BEGIN Given data

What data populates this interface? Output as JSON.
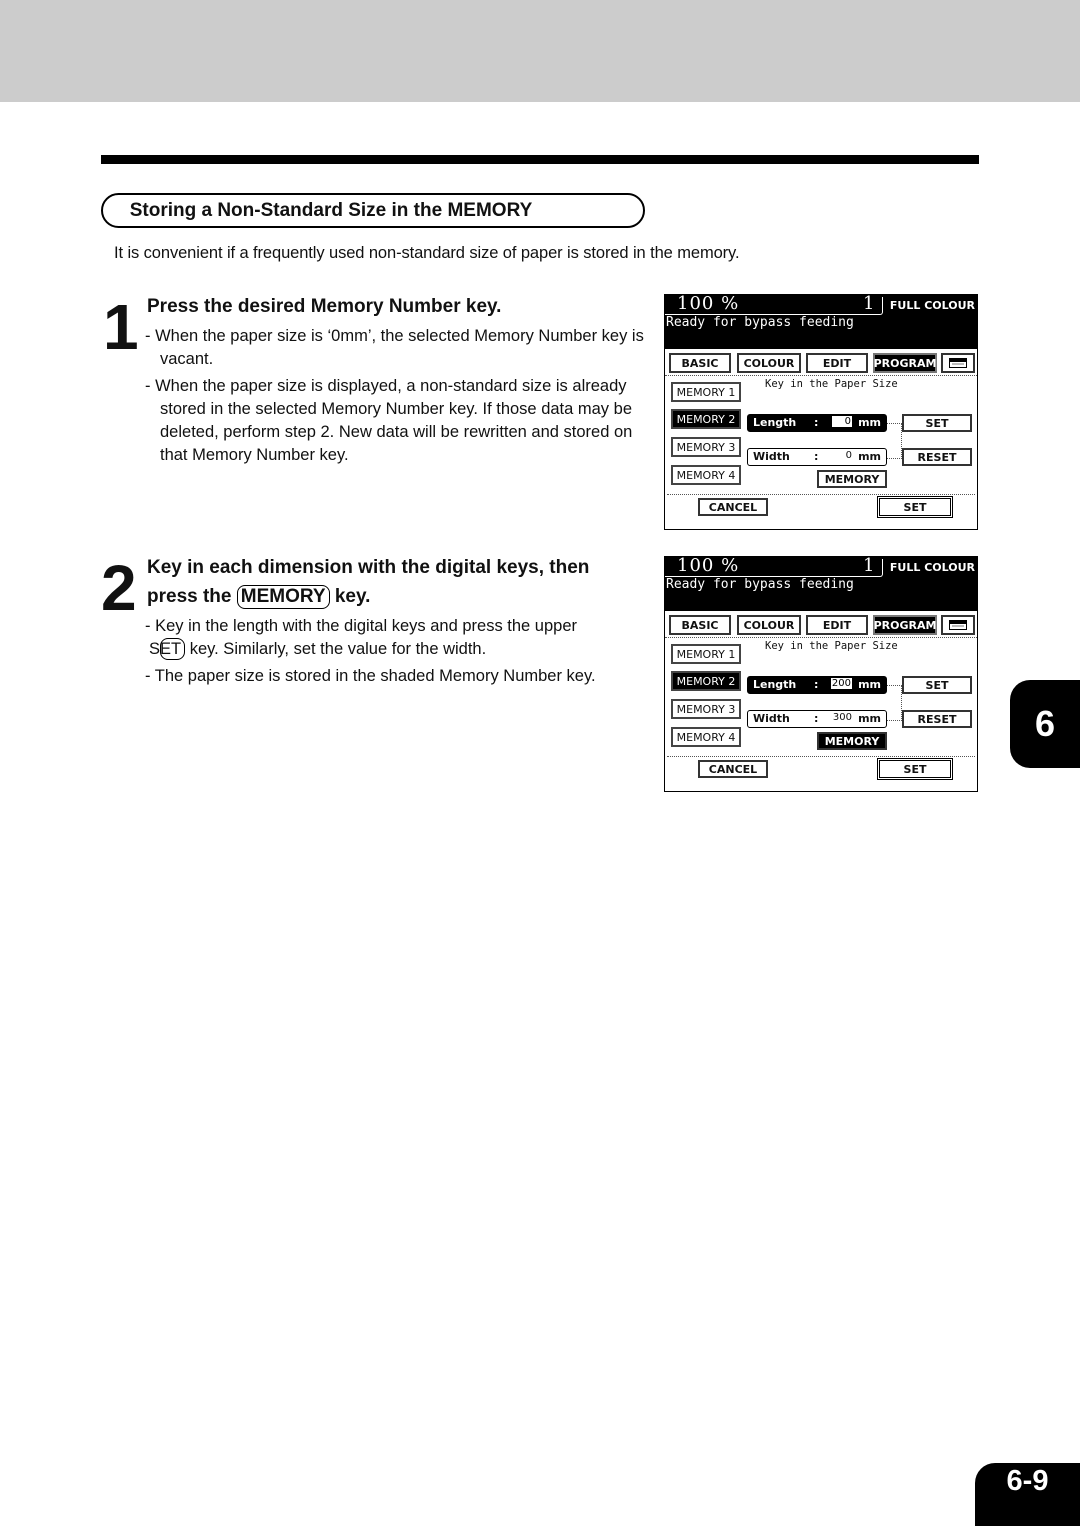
{
  "section": {
    "title": "Storing a Non-Standard Size in the MEMORY",
    "intro": "It is convenient if a frequently used non-standard size of paper is stored in the memory."
  },
  "steps": [
    {
      "number": "1",
      "title": "Press the desired Memory Number key.",
      "bullets": [
        "- When the paper size is ‘0mm’, the selected Memory Number key is vacant.",
        "- When the paper size is displayed, a non-standard size is already stored in the selected Memory Number key.  If those data may be deleted, perform step 2.  New data will be rewritten and stored on that Memory Number key."
      ]
    },
    {
      "number": "2",
      "title_part1": "Key in  each dimension  with the digital keys,  then",
      "title_part2_pre": "press the",
      "title_key": "MEMORY",
      "title_part2_post": "key.",
      "bullet1_pre": "- Key in the length with the digital keys and press the upper",
      "bullet1_key": "SET",
      "bullet1_post": "key.  Similarly, set the value for the width.",
      "bullet2": "- The paper size is stored in the shaded Memory Number key."
    }
  ],
  "screens": [
    {
      "zoom": "100 %",
      "copies": "1",
      "mode": "FULL COLOUR",
      "message": "Ready for bypass feeding",
      "tabs": [
        "BASIC",
        "COLOUR",
        "EDIT",
        "PROGRAM"
      ],
      "active_tab": "PROGRAM",
      "panel_title": "Key in the Paper Size",
      "memory_keys": [
        "MEMORY 1",
        "MEMORY 2",
        "MEMORY 3",
        "MEMORY 4"
      ],
      "active_memory": "MEMORY 2",
      "length_label": "Length",
      "length_value": "0",
      "width_label": "Width",
      "width_value": "0",
      "unit": "mm",
      "colon": ":",
      "set_label": "SET",
      "reset_label": "RESET",
      "memory_label": "MEMORY",
      "cancel_label": "CANCEL",
      "set_bottom_label": "SET"
    },
    {
      "zoom": "100 %",
      "copies": "1",
      "mode": "FULL COLOUR",
      "message": "Ready for bypass feeding",
      "tabs": [
        "BASIC",
        "COLOUR",
        "EDIT",
        "PROGRAM"
      ],
      "active_tab": "PROGRAM",
      "panel_title": "Key in the Paper Size",
      "memory_keys": [
        "MEMORY 1",
        "MEMORY 2",
        "MEMORY 3",
        "MEMORY 4"
      ],
      "active_memory": "MEMORY 2",
      "length_label": "Length",
      "length_value": "200",
      "width_label": "Width",
      "width_value": "300",
      "unit": "mm",
      "colon": ":",
      "set_label": "SET",
      "reset_label": "RESET",
      "memory_label": "MEMORY",
      "memory_highlighted": true,
      "cancel_label": "CANCEL",
      "set_bottom_label": "SET"
    }
  ],
  "chapter_tab": "6",
  "page_number": "6-9"
}
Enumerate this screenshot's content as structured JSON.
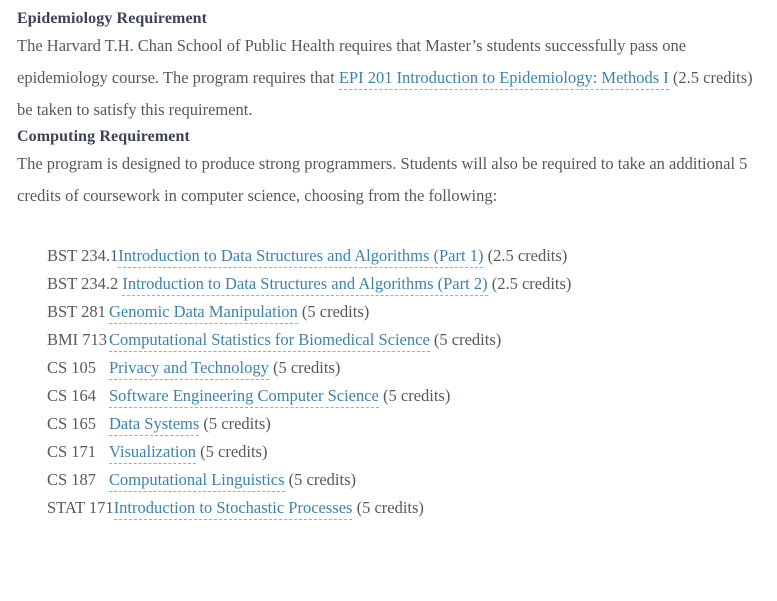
{
  "sections": [
    {
      "heading": "Epidemiology Requirement",
      "paragraph": {
        "before": "The Harvard T.H. Chan School of Public Health requires that Master’s students successfully pass one epidemiology course. The program requires that ",
        "link": "EPI 201 Introduction to Epidemiology: Methods I",
        "after": " (2.5 credits) be taken to satisfy this requirement."
      }
    },
    {
      "heading": "Computing Requirement",
      "paragraph": {
        "before": "The program is designed to produce strong programmers. Students will also be required to take an additional 5 credits of coursework in computer science, choosing from the following:",
        "link": "",
        "after": ""
      }
    }
  ],
  "course_list": [
    {
      "code": "BST 234.1",
      "title": "Introduction to Data Structures and Algorithms (Part 1)",
      "credits": "(2.5 credits)"
    },
    {
      "code": "BST 234.2",
      "title": "Introduction to Data Structures and Algorithms (Part 2)",
      "credits": "(2.5 credits)"
    },
    {
      "code": "BST 281",
      "title": "Genomic Data Manipulation",
      "credits": "(5 credits)"
    },
    {
      "code": "BMI 713",
      "title": "Computational Statistics for Biomedical Science",
      "credits": "(5 credits)"
    },
    {
      "code": "CS 105",
      "title": "Privacy and Technology",
      "credits": "(5 credits)"
    },
    {
      "code": "CS 164",
      "title": "Software Engineering Computer Science",
      "credits": "(5 credits)"
    },
    {
      "code": "CS 165",
      "title": "Data Systems",
      "credits": "(5 credits)"
    },
    {
      "code": "CS 171",
      "title": "Visualization",
      "credits": "(5 credits)"
    },
    {
      "code": "CS 187",
      "title": "Computational Linguistics",
      "credits": "(5 credits)"
    },
    {
      "code": "STAT 171",
      "title": "Introduction to Stochastic Processes",
      "credits": "(5 credits)"
    }
  ],
  "colors": {
    "link": "#3f82a8",
    "link_underline": "#86b4cd",
    "body_text": "#55585e",
    "heading_text": "#3c4352",
    "background": "#ffffff"
  }
}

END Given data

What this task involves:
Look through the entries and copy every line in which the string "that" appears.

Solution below:
        "- When the paper size is displayed, a non-standard size is already stored in the selected Memory Number key.  If those data may be deleted, perform step 2.  New data will be rewritten and stored on that Memory Number key."
        "before": "The Harvard T.H. Chan School of Public Health requires that Master’s students successfully pass one epidemiology course. The program requires that ",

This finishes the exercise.